We've identified these texts as great options for text pairings based on similar themes, literary devices, topic, or writing style. Supplement your lesson with one or more of these options and challenge students to compare and contrast the texts. To assign a paired text, click on the text to go to its page and click the "Assign Text" button there.
From Resistance to ReservationsUSHistory.org
This informational text details the final conflicts of the 300-year American Indian Wars and their devastating effects for Native Americans.Pair “From Resistance to Reservations” with “Manifest Destiny” and ask students to discuss what motivated the American government and military to formulate the policies they did. How did those actions affect Native Americans?
Excerpts from Thomas Jefferson's Writings on American IndiansThomas Jefferson

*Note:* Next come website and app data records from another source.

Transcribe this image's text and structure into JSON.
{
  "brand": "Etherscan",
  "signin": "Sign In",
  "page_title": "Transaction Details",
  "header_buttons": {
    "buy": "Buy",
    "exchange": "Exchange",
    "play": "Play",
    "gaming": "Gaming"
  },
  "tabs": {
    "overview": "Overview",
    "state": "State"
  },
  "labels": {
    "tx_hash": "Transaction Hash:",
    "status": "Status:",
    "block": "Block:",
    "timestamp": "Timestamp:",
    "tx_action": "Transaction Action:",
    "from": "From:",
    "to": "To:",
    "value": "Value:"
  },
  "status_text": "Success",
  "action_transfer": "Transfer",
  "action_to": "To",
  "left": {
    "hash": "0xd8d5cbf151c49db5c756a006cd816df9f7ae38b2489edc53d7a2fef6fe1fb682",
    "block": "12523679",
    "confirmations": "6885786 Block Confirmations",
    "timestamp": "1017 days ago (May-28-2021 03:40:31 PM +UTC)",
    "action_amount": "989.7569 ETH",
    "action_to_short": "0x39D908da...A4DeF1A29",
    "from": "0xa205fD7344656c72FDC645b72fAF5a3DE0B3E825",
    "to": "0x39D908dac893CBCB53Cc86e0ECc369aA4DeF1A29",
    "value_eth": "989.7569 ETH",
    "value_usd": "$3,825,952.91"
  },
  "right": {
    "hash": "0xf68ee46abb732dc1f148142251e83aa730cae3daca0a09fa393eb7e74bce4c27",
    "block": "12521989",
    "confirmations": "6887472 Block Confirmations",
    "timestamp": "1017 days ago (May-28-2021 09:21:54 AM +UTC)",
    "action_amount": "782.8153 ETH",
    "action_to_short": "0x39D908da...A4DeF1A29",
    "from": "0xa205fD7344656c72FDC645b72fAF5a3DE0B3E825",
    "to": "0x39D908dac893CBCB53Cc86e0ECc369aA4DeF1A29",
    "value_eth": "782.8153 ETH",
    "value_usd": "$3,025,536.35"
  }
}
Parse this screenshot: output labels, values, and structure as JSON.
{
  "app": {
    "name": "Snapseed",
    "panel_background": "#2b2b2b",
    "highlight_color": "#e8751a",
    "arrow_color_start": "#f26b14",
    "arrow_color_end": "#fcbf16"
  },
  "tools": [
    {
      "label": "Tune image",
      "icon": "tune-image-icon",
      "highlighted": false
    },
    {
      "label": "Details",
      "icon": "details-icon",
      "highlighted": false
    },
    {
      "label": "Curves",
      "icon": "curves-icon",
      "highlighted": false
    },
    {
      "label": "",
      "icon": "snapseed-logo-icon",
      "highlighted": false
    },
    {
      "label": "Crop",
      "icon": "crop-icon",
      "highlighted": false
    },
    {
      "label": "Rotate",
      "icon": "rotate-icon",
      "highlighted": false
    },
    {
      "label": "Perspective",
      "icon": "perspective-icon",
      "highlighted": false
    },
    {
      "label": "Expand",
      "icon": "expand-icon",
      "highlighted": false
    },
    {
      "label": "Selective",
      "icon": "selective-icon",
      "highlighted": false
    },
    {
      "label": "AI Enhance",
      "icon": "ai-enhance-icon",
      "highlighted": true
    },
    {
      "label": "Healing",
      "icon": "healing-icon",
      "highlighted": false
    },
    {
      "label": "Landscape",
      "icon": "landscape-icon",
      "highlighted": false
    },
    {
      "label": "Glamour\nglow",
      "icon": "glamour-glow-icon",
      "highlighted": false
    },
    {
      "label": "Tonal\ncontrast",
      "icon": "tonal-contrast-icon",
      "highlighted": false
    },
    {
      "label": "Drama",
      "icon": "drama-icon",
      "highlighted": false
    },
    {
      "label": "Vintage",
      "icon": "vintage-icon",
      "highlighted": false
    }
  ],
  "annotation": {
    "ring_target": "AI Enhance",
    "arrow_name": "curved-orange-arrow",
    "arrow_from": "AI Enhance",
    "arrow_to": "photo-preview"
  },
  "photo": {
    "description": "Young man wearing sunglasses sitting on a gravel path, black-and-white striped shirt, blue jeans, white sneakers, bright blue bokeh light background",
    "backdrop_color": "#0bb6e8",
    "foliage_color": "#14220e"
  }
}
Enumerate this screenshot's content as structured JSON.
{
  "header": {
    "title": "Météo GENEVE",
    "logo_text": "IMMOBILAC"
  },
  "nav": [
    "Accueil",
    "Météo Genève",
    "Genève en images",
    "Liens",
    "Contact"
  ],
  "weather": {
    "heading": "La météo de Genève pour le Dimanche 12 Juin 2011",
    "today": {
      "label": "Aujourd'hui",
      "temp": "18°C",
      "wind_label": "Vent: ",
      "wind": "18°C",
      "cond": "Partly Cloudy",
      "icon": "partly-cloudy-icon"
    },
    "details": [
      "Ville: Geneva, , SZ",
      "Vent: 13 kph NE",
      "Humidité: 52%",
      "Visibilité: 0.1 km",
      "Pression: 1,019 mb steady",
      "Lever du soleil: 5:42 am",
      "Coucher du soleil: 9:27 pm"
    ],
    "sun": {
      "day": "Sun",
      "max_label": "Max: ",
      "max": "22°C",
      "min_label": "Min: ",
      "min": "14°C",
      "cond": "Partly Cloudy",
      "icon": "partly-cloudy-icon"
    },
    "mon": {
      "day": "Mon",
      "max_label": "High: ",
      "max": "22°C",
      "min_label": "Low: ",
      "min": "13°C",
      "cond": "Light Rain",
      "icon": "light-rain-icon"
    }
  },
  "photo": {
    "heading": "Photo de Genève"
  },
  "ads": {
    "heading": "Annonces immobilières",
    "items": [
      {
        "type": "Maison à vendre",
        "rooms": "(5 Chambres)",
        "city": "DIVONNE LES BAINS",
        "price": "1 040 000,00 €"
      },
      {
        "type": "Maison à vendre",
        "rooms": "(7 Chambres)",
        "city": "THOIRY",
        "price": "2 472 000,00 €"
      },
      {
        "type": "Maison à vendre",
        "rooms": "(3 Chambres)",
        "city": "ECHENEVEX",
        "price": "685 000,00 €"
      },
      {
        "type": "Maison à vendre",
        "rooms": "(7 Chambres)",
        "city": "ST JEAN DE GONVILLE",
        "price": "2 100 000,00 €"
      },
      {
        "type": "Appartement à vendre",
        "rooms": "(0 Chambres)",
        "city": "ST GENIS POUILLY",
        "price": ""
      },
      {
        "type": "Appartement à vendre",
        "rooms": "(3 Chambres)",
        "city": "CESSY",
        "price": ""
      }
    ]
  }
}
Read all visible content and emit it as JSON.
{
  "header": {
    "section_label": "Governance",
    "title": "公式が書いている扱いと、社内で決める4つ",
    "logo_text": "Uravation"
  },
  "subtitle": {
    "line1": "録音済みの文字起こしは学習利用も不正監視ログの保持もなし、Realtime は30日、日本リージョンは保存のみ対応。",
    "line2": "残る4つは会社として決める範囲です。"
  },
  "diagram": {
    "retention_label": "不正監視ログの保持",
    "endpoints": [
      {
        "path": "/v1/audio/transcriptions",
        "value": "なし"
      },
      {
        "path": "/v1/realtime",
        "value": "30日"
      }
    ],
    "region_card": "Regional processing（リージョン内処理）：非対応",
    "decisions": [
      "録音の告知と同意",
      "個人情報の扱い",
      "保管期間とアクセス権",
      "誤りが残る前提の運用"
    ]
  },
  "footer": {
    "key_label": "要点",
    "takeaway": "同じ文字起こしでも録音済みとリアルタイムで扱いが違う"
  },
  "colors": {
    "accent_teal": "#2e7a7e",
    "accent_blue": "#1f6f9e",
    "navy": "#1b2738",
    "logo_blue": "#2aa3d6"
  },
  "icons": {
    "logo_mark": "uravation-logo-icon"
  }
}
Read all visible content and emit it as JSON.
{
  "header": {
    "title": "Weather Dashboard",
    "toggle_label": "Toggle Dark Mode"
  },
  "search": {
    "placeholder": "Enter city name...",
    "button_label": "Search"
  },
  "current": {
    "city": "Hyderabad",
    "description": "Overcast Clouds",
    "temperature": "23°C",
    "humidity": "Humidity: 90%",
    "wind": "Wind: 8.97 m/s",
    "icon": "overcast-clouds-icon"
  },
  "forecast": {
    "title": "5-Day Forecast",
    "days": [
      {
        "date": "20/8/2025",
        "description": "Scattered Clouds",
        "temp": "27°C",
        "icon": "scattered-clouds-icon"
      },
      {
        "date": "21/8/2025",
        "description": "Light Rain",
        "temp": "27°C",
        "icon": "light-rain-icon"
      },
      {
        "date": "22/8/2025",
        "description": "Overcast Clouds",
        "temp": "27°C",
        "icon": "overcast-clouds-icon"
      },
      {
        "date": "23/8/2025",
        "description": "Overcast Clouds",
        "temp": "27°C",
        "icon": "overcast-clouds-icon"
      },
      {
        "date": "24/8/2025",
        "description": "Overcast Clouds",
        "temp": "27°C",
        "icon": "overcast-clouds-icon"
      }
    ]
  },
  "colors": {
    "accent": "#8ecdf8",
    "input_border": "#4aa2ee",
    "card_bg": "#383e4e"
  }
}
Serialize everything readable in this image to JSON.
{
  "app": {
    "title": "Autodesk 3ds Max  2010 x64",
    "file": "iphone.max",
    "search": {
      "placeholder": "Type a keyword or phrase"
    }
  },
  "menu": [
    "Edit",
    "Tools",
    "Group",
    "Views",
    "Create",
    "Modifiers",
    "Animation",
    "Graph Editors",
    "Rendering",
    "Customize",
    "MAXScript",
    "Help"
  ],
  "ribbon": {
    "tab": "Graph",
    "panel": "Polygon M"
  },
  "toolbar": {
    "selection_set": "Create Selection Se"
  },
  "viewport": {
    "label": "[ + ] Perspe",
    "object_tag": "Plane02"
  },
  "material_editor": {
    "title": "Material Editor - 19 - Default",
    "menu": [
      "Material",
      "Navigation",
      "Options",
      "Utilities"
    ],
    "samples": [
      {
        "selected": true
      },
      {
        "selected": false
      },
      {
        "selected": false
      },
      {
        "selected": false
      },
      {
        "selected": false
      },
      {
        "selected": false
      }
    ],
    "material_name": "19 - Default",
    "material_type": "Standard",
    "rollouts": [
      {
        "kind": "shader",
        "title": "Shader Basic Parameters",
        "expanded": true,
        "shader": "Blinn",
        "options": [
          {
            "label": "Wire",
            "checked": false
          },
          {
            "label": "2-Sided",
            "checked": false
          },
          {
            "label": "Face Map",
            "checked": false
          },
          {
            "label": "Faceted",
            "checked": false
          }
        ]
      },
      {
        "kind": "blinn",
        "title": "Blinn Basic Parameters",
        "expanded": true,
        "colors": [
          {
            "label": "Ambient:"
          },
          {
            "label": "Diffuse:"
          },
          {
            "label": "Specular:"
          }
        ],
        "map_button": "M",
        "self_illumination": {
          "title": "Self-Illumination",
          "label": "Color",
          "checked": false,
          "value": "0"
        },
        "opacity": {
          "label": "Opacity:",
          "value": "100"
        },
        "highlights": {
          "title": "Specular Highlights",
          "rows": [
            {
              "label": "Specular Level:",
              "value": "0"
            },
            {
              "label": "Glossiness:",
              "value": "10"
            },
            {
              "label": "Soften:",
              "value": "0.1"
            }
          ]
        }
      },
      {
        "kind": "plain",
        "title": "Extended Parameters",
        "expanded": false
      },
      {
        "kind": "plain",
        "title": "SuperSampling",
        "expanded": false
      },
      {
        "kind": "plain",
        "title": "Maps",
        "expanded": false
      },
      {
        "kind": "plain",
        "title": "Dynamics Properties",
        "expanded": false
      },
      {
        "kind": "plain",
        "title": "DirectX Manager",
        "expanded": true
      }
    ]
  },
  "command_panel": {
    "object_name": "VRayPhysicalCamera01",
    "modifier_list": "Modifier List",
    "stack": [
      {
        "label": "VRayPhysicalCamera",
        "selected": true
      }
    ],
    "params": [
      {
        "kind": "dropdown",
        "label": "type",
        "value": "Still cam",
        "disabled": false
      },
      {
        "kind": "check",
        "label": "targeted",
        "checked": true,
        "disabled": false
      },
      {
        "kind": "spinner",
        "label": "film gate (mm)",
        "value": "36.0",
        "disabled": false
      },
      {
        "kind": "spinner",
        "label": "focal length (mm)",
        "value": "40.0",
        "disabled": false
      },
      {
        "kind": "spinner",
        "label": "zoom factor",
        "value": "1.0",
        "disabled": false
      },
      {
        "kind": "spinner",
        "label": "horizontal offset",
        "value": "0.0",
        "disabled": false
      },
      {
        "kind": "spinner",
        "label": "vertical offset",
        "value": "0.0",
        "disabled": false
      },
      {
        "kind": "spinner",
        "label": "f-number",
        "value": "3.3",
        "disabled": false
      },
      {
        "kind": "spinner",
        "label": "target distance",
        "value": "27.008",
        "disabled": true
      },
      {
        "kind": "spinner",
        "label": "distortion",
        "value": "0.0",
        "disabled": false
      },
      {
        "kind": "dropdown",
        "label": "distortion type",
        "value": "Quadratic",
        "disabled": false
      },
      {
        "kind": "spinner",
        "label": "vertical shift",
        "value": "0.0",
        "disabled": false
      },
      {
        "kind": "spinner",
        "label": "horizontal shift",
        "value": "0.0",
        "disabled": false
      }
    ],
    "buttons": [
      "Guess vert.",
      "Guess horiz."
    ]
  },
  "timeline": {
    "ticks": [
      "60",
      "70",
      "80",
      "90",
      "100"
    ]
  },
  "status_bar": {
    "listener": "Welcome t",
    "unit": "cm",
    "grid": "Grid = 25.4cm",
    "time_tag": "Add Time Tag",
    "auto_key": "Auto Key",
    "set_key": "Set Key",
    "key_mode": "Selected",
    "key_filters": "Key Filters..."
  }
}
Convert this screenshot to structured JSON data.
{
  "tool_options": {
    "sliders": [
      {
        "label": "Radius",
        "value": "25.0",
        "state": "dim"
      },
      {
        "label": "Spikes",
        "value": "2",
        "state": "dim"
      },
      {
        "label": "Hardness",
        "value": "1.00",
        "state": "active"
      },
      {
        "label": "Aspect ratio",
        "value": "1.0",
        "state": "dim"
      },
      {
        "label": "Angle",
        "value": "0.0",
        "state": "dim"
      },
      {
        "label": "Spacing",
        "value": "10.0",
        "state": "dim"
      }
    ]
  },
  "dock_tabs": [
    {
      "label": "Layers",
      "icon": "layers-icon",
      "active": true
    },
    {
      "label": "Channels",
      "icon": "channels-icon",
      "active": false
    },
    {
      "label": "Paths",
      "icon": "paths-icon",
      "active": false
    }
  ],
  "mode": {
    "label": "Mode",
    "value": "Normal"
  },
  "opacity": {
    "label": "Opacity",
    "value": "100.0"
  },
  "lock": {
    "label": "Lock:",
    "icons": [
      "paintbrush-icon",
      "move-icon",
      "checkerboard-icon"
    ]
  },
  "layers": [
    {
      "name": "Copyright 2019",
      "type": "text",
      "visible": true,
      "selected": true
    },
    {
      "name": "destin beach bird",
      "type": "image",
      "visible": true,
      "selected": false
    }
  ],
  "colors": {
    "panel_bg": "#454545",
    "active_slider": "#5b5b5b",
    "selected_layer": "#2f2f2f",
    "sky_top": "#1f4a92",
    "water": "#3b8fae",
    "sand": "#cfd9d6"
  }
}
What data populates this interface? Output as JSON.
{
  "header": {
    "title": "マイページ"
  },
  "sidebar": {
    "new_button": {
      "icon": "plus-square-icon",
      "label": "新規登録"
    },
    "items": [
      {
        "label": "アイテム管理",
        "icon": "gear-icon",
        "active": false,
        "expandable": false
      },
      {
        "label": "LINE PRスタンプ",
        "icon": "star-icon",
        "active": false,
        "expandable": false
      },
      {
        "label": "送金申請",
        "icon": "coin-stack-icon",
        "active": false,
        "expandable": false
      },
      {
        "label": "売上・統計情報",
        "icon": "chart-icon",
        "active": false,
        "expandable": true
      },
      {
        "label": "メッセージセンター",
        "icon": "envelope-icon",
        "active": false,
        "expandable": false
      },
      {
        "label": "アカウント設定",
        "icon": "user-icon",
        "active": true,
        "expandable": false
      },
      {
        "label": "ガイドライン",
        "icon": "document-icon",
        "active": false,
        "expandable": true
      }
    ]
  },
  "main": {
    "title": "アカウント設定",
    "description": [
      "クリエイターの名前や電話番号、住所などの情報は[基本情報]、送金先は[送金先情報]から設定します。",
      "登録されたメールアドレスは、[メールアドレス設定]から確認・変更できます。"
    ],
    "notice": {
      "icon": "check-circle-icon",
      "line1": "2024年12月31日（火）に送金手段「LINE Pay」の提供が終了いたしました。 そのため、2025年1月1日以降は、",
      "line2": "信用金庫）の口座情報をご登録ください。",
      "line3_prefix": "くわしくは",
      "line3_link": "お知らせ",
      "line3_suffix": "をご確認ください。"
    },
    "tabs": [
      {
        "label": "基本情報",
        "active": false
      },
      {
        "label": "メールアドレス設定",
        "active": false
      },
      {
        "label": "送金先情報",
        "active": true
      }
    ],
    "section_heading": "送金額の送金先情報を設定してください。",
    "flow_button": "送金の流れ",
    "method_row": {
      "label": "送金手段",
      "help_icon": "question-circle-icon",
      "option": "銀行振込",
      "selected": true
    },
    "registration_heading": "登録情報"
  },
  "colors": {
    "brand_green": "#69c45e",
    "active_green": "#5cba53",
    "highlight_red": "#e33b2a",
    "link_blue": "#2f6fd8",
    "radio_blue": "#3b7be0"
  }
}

These excerpts from Thomas Jefferson's letters and book Notes on the State of Virginia reveal Jefferson's complicated view of American Indians and their uncertain future in America.Pair “Excerpts From Thomas Jefferson’s Writings on American Indians” with “Manifest Destiny” and ask students to identify Jefferson’s feelings toward Native Americans. What qualities did Jefferson admire about the Native Americans, and what course of action did he believe to be best when reconciling the conflict between settlers’ desire to explore new territories and Native claims to their lands?
Agreement Between the U.S. and the Spokane IndiansDigital Public Library of America
The "Agreement Between the U.S. and the Spokane Indians" outlines the parameters of the Spokane Indians' relocation to the Coeur d'Alene Reservation.Pair “Agreement Between U.S. And the Spokane Indians” with “Manifest Destiny” and ask students to address the ways in which the United States spoke about their political dealings with Native tribes during this time. What does the language indicate about the way Native Americans were viewed in this emergent country? Do you believe the Native Americans received a fair concession?
Excerpt from The TempestWilliam Shakespeare
In this excerpt from The Tempest, a sorcerer named Prospero threatens Caliban, an inhabitant of the island he is stranded on, to do his bidding.Pair “Manifest Destiny” with “Excerpt from The Tempest” and ask students to discuss how the idea of “manifest destiny” compares to Caliban’s description of Prospero’s rule. Why do the individuals in the two texts feel entitled to the land and the people inhabiting it?